** Opening Records supplied block **

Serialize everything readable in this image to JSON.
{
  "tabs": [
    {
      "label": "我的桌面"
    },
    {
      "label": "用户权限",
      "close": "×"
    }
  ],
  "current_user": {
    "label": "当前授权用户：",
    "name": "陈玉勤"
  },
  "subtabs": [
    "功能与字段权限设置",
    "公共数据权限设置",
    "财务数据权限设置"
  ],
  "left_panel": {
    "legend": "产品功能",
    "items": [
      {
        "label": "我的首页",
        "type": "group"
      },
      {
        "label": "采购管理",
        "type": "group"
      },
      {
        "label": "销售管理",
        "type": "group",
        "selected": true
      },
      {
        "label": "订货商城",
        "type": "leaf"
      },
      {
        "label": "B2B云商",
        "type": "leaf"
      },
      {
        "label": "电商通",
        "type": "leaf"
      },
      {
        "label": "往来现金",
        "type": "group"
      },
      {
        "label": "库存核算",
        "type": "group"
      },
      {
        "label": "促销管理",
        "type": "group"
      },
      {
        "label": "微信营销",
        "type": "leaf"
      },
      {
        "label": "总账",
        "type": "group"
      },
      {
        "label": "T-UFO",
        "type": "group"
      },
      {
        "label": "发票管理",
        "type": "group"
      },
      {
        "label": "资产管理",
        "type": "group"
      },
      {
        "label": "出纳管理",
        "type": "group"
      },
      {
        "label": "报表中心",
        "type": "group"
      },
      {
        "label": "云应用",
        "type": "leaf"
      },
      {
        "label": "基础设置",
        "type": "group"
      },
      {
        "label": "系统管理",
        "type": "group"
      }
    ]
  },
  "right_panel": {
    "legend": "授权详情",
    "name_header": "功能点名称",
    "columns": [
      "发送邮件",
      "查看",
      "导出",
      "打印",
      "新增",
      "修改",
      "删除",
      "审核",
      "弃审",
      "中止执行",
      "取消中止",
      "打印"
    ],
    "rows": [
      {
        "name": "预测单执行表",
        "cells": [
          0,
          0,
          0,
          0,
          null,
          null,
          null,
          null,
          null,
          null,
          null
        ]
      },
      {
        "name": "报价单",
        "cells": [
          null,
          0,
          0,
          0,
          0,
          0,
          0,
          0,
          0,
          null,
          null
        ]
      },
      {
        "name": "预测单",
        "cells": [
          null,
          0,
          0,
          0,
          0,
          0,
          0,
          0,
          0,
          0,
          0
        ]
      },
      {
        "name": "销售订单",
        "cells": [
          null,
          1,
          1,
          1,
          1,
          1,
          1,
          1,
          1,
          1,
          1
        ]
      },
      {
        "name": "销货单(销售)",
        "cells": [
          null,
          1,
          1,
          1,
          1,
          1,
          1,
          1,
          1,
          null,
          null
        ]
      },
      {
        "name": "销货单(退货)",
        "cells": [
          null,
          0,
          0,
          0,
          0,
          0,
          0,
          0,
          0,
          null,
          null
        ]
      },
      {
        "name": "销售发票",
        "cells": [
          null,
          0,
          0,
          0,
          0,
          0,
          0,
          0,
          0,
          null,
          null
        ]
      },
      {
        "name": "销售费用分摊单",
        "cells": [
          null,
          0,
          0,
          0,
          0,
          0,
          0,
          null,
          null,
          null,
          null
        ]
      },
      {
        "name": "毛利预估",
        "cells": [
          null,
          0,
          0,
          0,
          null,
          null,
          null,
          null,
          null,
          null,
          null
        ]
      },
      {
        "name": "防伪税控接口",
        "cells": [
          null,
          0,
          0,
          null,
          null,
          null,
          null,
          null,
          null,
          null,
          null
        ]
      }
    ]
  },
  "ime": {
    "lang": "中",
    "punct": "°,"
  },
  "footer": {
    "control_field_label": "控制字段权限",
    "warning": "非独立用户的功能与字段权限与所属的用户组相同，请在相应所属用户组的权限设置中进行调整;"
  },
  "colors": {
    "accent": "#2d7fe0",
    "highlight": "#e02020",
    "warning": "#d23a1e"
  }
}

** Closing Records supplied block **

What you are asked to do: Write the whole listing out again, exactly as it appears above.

Solution to the problem:
Serialize everything readable in this image to JSON.
{
  "tabs": [
    {
      "label": "我的桌面"
    },
    {
      "label": "用户权限",
      "close": "×"
    }
  ],
  "current_user": {
    "label": "当前授权用户：",
    "name": "陈玉勤"
  },
  "subtabs": [
    "功能与字段权限设置",
    "公共数据权限设置",
    "财务数据权限设置"
  ],
  "left_panel": {
    "legend": "产品功能",
    "items": [
      {
        "label": "我的首页",
        "type": "group"
      },
      {
        "label": "采购管理",
        "type": "group"
      },
      {
        "label": "销售管理",
        "type": "group",
        "selected": true
      },
      {
        "label": "订货商城",
        "type": "leaf"
      },
      {
        "label": "B2B云商",
        "type": "leaf"
      },
      {
        "label": "电商通",
        "type": "leaf"
      },
      {
        "label": "往来现金",
        "type": "group"
      },
      {
        "label": "库存核算",
        "type": "group"
      },
      {
        "label": "促销管理",
        "type": "group"
      },
      {
        "label": "微信营销",
        "type": "leaf"
      },
      {
        "label": "总账",
        "type": "group"
      },
      {
        "label": "T-UFO",
        "type": "group"
      },
      {
        "label": "发票管理",
        "type": "group"
      },
      {
        "label": "资产管理",
        "type": "group"
      },
      {
        "label": "出纳管理",
        "type": "group"
      },
      {
        "label": "报表中心",
        "type": "group"
      },
      {
        "label": "云应用",
        "type": "leaf"
      },
      {
        "label": "基础设置",
        "type": "group"
      },
      {
        "label": "系统管理",
        "type": "group"
      }
    ]
  },
  "right_panel": {
    "legend": "授权详情",
    "name_header": "功能点名称",
    "columns": [
      "发送邮件",
      "查看",
      "导出",
      "打印",
      "新增",
      "修改",
      "删除",
      "审核",
      "弃审",
      "中止执行",
      "取消中止",
      "打印"
    ],
    "rows": [
      {
        "name": "预测单执行表",
        "cells": [
          0,
          0,
          0,
          0,
          null,
          null,
          null,
          null,
          null,
          null,
          null
        ]
      },
      {
        "name": "报价单",
        "cells": [
          null,
          0,
          0,
          0,
          0,
          0,
          0,
          0,
          0,
          null,
          null
        ]
      },
      {
        "name": "预测单",
        "cells": [
          null,
          0,
          0,
          0,
          0,
          0,
          0,
          0,
          0,
          0,
          0
        ]
      },
      {
        "name": "销售订单",
        "cells": [
          null,
          1,
          1,
          1,
          1,
          1,
          1,
          1,
          1,
          1,
          1
        ]
      },
      {
        "name": "销货单(销售)",
        "cells": [
          null,
          1,
          1,
          1,
          1,
          1,
          1,
          1,
          1,
          null,
          null
        ]
      },
      {
        "name": "销货单(退货)",
        "cells": [
          null,
          0,
          0,
          0,
          0,
          0,
          0,
          0,
          0,
          null,
          null
        ]
      },
      {
        "name": "销售发票",
        "cells": [
          null,
          0,
          0,
          0,
          0,
          0,
          0,
          0,
          0,
          null,
          null
        ]
      },
      {
        "name": "销售费用分摊单",
        "cells": [
          null,
          0,
          0,
          0,
          0,
          0,
          0,
          null,
          null,
          null,
          null
        ]
      },
      {
        "name": "毛利预估",
        "cells": [
          null,
          0,
          0,
          0,
          null,
          null,
          null,
          null,
          null,
          null,
          null
        ]
      },
      {
        "name": "防伪税控接口",
        "cells": [
          null,
          0,
          0,
          null,
          null,
          null,
          null,
          null,
          null,
          null,
          null
        ]
      }
    ]
  },
  "ime": {
    "lang": "中",
    "punct": "°,"
  },
  "footer": {
    "control_field_label": "控制字段权限",
    "warning": "非独立用户的功能与字段权限与所属的用户组相同，请在相应所属用户组的权限设置中进行调整;"
  },
  "colors": {
    "accent": "#2d7fe0",
    "highlight": "#e02020",
    "warning": "#d23a1e"
  }
}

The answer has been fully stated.